2015 Humanitarian Award Winners
Senator Barbara Boxer
Senator Barbara Boxer is a forceful advocate for families, children, consumers, the environment and her State of California. She is a strong proponent of life-saving medical research and wrote bipartisan legislation to accelerate America’s contribution to combat global HIV/AIDS and tuberculosis. Since becoming aware of the number of preventable deaths in the US, Senator Boxer has been a strong champion of patient safety. In 2014, Senator Boxer wrote to 283 California acute care hospitals asking them to respond with the actions they are taking to reduce the most common medical errors, leading to the first publication of this report in April of 2014. Senator Boxer visited multiple hospitals in California to bring attention to patient safety and the work that must be done to eliminate preventable deaths. To date, more than 90% of hospitals have responded to her inquiry and Senator Boxer continues to champion zero preventable deaths in hospitals.

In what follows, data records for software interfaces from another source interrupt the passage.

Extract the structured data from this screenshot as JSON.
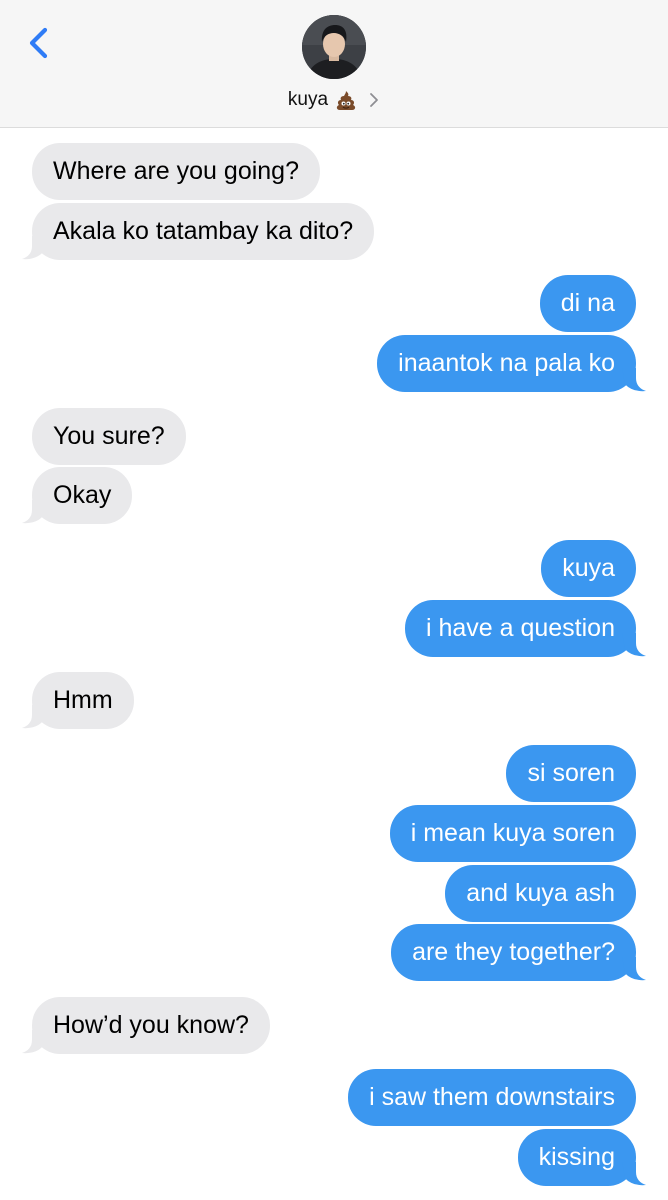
{
  "header": {
    "contact_name": "kuya",
    "contact_emoji": "pile-of-poo-emoji",
    "avatar": "profile-photo",
    "back_icon": "chevron-left-icon",
    "details_icon": "chevron-right-icon"
  },
  "colors": {
    "incoming_bubble": "#e9e9eb",
    "outgoing_bubble": "#3b97f0",
    "accent": "#2f7cf6",
    "header_bg": "#f6f6f6"
  },
  "messages": [
    {
      "direction": "in",
      "text": "Where are you going?"
    },
    {
      "direction": "in",
      "text": "Akala ko tatambay ka dito?"
    },
    {
      "direction": "out",
      "text": "di na"
    },
    {
      "direction": "out",
      "text": "inaantok na pala ko"
    },
    {
      "direction": "in",
      "text": "You sure?"
    },
    {
      "direction": "in",
      "text": "Okay"
    },
    {
      "direction": "out",
      "text": "kuya"
    },
    {
      "direction": "out",
      "text": "i have a question"
    },
    {
      "direction": "in",
      "text": "Hmm"
    },
    {
      "direction": "out",
      "text": "si soren"
    },
    {
      "direction": "out",
      "text": "i mean kuya soren"
    },
    {
      "direction": "out",
      "text": "and kuya ash"
    },
    {
      "direction": "out",
      "text": "are they together?"
    },
    {
      "direction": "in",
      "text": "How’d you know?"
    },
    {
      "direction": "out",
      "text": "i saw them downstairs"
    },
    {
      "direction": "out",
      "text": "kissing"
    }
  ]
}
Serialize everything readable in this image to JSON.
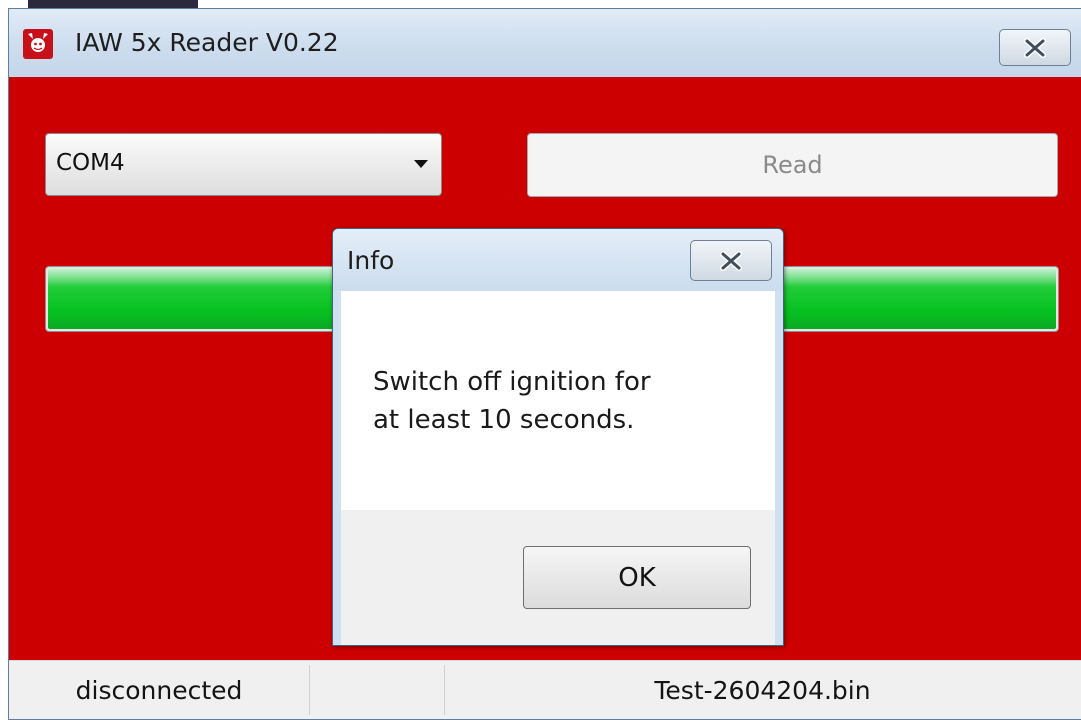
{
  "window": {
    "title": "IAW 5x Reader V0.22",
    "icon": "devil-logo-icon",
    "close_icon": "close-icon"
  },
  "controls": {
    "port_select": {
      "selected": "COM4",
      "icon": "chevron-down-icon"
    },
    "read_label": "Read",
    "progress_fraction": 1.0,
    "progress_color": "#06c11f"
  },
  "dialog": {
    "title": "Info",
    "message_lines": [
      "Switch off ignition for",
      "at least 10 seconds."
    ],
    "ok_label": "OK",
    "close_icon": "close-icon"
  },
  "status": {
    "connection": "disconnected",
    "middle": "",
    "file": "Test-2604204.bin"
  },
  "colors": {
    "client_bg": "#cc0000",
    "titlebar": "#cddcee"
  }
}
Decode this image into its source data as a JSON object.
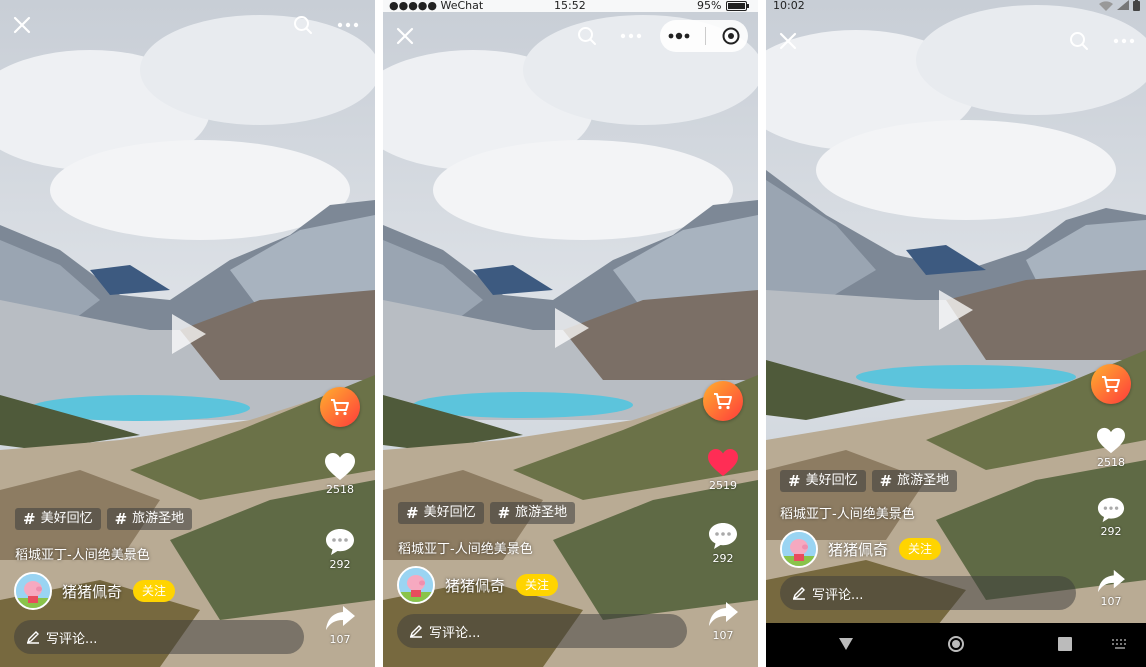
{
  "colors": {
    "cart_gradient_start": "#ffb02e",
    "cart_gradient_end": "#ff3b3b",
    "follow_bg": "#ffd400",
    "liked_heart": "#ff2d55",
    "lake": "#5cc4dc"
  },
  "icons": {
    "close": "close-icon",
    "search": "search-icon",
    "more": "more-icon",
    "cart": "cart-icon",
    "like": "heart-icon",
    "comment": "comment-bubble-icon",
    "share": "share-icon",
    "edit": "pencil-icon",
    "play": "play-icon"
  },
  "screens": [
    {
      "tags": [
        "美好回忆",
        "旅游圣地"
      ],
      "video_title": "稻城亚丁-人间绝美景色",
      "username": "猪猪佩奇",
      "follow_label": "关注",
      "comment_placeholder": "写评论...",
      "likes": "2518",
      "comments": "292",
      "shares": "107"
    },
    {
      "status": {
        "carrier": "●●●●● WeChat",
        "time": "15:52",
        "battery": "95%"
      },
      "tags": [
        "美好回忆",
        "旅游圣地"
      ],
      "video_title": "稻城亚丁-人间绝美景色",
      "username": "猪猪佩奇",
      "follow_label": "关注",
      "comment_placeholder": "写评论...",
      "likes": "2519",
      "comments": "292",
      "shares": "107",
      "liked": true
    },
    {
      "status": {
        "time": "10:02"
      },
      "tags": [
        "美好回忆",
        "旅游圣地"
      ],
      "video_title": "稻城亚丁-人间绝美景色",
      "username": "猪猪佩奇",
      "follow_label": "关注",
      "comment_placeholder": "写评论...",
      "likes": "2518",
      "comments": "292",
      "shares": "107"
    }
  ]
}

Alicia Cole is a survivor of multiple Hospital-Acquired Infections (HAIs). She is an incredible patient advocate who shares her story with healthcare professionals, legislators and medical students across the country. Alicia collaborates regularly with numerous patient safety organizations including the Patient Safety Movement Foundation to help eliminate harm from preventable hospital acquired infections. She is the Founder and Executive Director of the Alliance for Safety Awareness for Patients (ASAP), an organization dedicated to promoting public awareness of the epidemic of hospital acquired infections, mentoring new patient advocates and counseling with other Survivors of Necrotizing Fasciitis and other medical harm.
President Barack Obama and Vice President Joe Biden
President Barack Obama and Vice President Joe Biden were honored for the Patient Protection and Affordable Care Acts (ACA). Not only has their work allowed more people to have access to healthcare, but through the new payment incentives, over 50,000 lives have been saved.
Prof. Kai Zacharowski
Professor Kai D. Zacharowski, MD, PhD, FRCA holds the position of the Ordinarius and is the Director of the Department of Anesthesia, Intensive Care Medicine and Pain Therapy at the University Hospital Frankfurt. His latest hypothesis and research on blood management which was presented for the first time at the World Patient Safety, Science and Technology Summit, promises to save countless lives, and reduce costs. The innovative model to reduce pre-opertive anemia is focused on three core concepts: identifying patients at risk for needing transfusion, increasing their hemoglobin level before surgery, minimizing the risk of hitting levels that require blood transfusions. He also released the findings of this groundbreaking study demonstrated up to 20% reduction in red blood cell transfusion, risk of acute kidney injury, and overall costs, without any negative impact to patient safety. The study is pending peer review.
2014 Humanitarian Award Winners
Tom Kallstrom, MBA, RRT, FAARC, Executive Director & CEO, American Association for Respiratory Care (AARC)
Eileen Whalen, MHA, RN, President & COO, University of Vermont Medical Center
Anna Noonan, RN, Vice President, Jeffords Quality Institute, University of Vermont Medical Center
2013 Humanitarian Award Winners
Robin Betts, MBA-HM, RN, Assistant Vice President Quality & Patient Safety, Intermountain Healthcare
Jon Carlson, Director, Respiratory Care Services, Mercy Hospital, Buffalo
United States Senator Tom Harkin
Michael A.E. Ramsay, MD, FRCA, Chairman, Department of Anesthesiology,
Baylor University Medical Center; President, Baylor Research Institute